Almost 10 years ago, we redesigned our back garden – installing a large wooden cabin, housing a hot tub and replacing the boggy grass with pebbles. At the time, neither of us had any interest in maintaining a garden, nor did we have any children or dogs. As is common with new builds, the garden was heavily compacted, and the clay soil below further hampered drainage. The garden is also north-facing, and our 3-storey house and a row of large silver birch trees means it’s almost permanently in shade – all these factors combined make real grass a huge challenge to grow and maintain.
As soon as children came along, the garden started to become used more often – a trampoline was added, a slide and the usual assortment garden toys. However, no matter how good decking looks in summer, after any rain it quickly becomes like an ice-rink. Together with pebbles not being especially pleasant to walk on in bare feet, the time has come to make it more of a garden.
‘Real’ grass still isn’t feasible – the cost of ‘fixing’ the drainage would be extortionate, and with (rather energetic!) dogs, it would likely be dug up in no time anyway. But, we still want to introduce more greenery into the garden. Artificial Grass is the obvious solution, and has the benefit of requiring no maintenance, fairly quick to dry and no mud for the dogs to bring into the house!
We have already removed the decking closest to the house and replaced with brick pavers, with a brick path added to one side. The top of the garden, currently home to the soon-to-be demolished 5.5m x 3.5m cabin, will be fenced off to create a ‘dog free’ zone – as much as they enjoy bouncing on the trampoline, Sam isn’t quite so keen on sharing it with them!

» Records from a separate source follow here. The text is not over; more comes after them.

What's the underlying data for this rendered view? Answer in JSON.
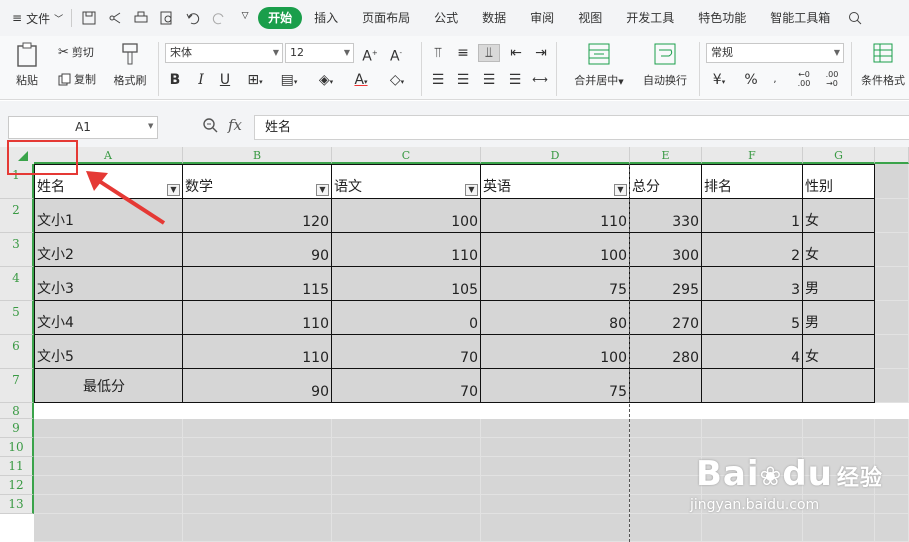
{
  "menubar": {
    "file_label": "文件",
    "tabs": [
      "开始",
      "插入",
      "页面布局",
      "公式",
      "数据",
      "审阅",
      "视图",
      "开发工具",
      "特色功能",
      "智能工具箱"
    ]
  },
  "ribbon": {
    "paste": "粘贴",
    "cut": "剪切",
    "copy": "复制",
    "format_painter": "格式刷",
    "font_name": "宋体",
    "font_size": "12",
    "merge_center": "合并居中",
    "wrap_text": "自动换行",
    "number_format": "常规",
    "conditional_format": "条件格式"
  },
  "formula_bar": {
    "name_box": "A1",
    "fx": "fx",
    "content": "姓名"
  },
  "columns": [
    "A",
    "B",
    "C",
    "D",
    "E",
    "F",
    "G"
  ],
  "rows": [
    "1",
    "2",
    "3",
    "4",
    "5",
    "6",
    "7",
    "8",
    "9",
    "10",
    "11",
    "12",
    "13"
  ],
  "table": {
    "headers": [
      "姓名",
      "数学",
      "语文",
      "英语",
      "总分",
      "排名",
      "性别"
    ],
    "data": [
      [
        "文小1",
        "120",
        "100",
        "110",
        "330",
        "1",
        "女"
      ],
      [
        "文小2",
        "90",
        "110",
        "100",
        "300",
        "2",
        "女"
      ],
      [
        "文小3",
        "115",
        "105",
        "75",
        "295",
        "3",
        "男"
      ],
      [
        "文小4",
        "110",
        "0",
        "80",
        "270",
        "5",
        "男"
      ],
      [
        "文小5",
        "110",
        "70",
        "100",
        "280",
        "4",
        "女"
      ],
      [
        "最低分",
        "90",
        "70",
        "75",
        "",
        "",
        ""
      ]
    ]
  },
  "watermark": {
    "brand": "Bai",
    "brand2": "du",
    "site_cn": "经验",
    "url": "jingyan.baidu.com"
  },
  "colors": {
    "accent": "#1a9e4b",
    "header_green": "#3aa34a",
    "highlight_red": "#e53935"
  }
}
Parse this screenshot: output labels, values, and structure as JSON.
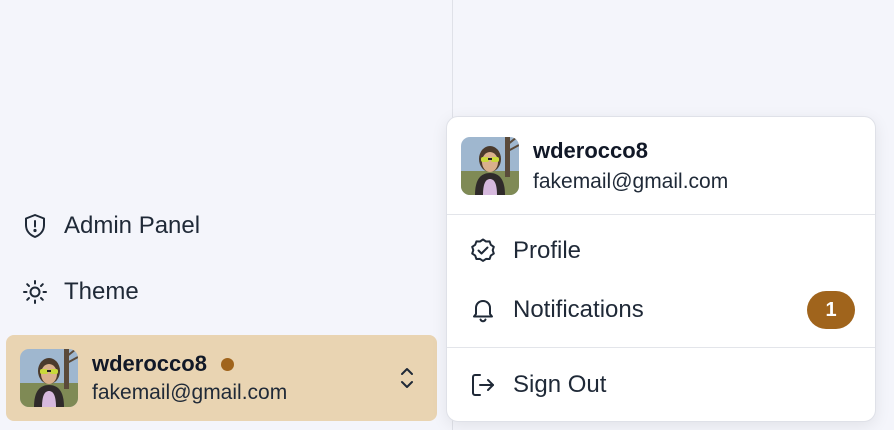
{
  "sidebar": {
    "items": [
      {
        "label": "Admin Panel",
        "icon": "shield-alert-icon"
      },
      {
        "label": "Theme",
        "icon": "sun-icon"
      }
    ]
  },
  "user": {
    "name": "wderocco8",
    "email": "fakemail@gmail.com",
    "status_color": "#a0641c",
    "avatar_icon": "user-avatar-photo"
  },
  "user_menu": {
    "name": "wderocco8",
    "email": "fakemail@gmail.com",
    "items": [
      {
        "label": "Profile",
        "icon": "badge-check-icon"
      },
      {
        "label": "Notifications",
        "icon": "bell-icon",
        "badge": "1"
      },
      {
        "label": "Sign Out",
        "icon": "log-out-icon"
      }
    ]
  },
  "colors": {
    "background": "#f4f5fb",
    "active_card": "#e9d4b2",
    "accent": "#a0641c",
    "text": "#1f2937"
  }
}
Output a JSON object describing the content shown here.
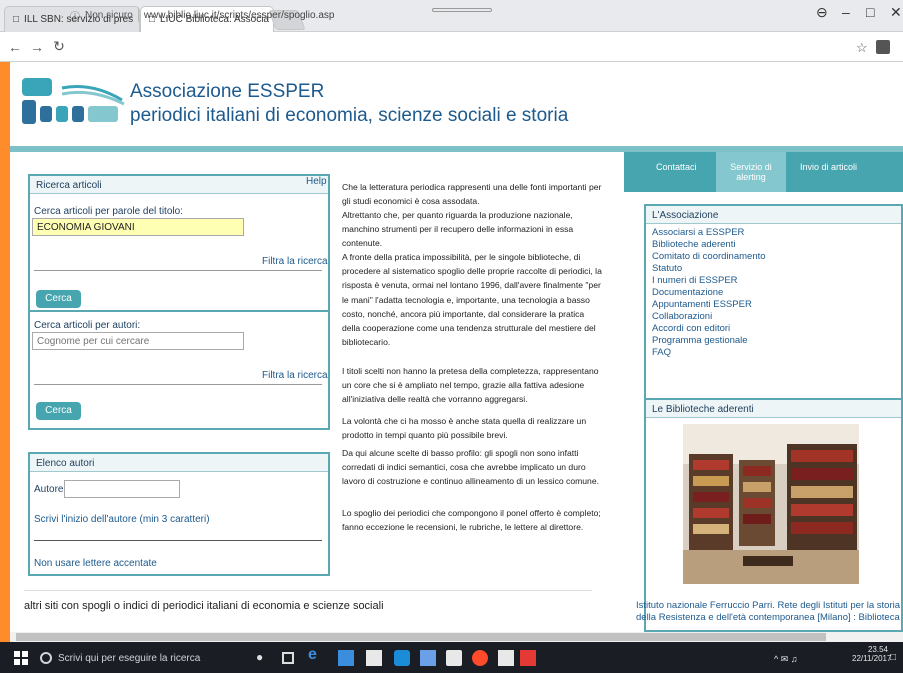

So this area will become a ‘secret’ garden and home to the trampoline – and eventually a shed for the inevitable bikes, scooters, hula-hoops and whatever else the children decide they ‘must have’ this summer.
That leaves us with a reasonably large area in the middle of the garden for artificial grass – the best position for the 2 hours of sun our garden occasionally gets, and a large enough space for the dogs to run around, or for us to sit and relax.
Ideally, we’d like to introduce some ‘real’ planting too – perhaps some hedging to soften the ‘secret garden’ fence, some climbers on the side fences etc – but planting anything and expecting the dogs not to dig it back up will be a challenge!
We are busy saving for artificial grass now – hopefully we will be able to get it down by the end of the Summer. Have you got any experience of it? I’d love to know how it’s worked out in your garden.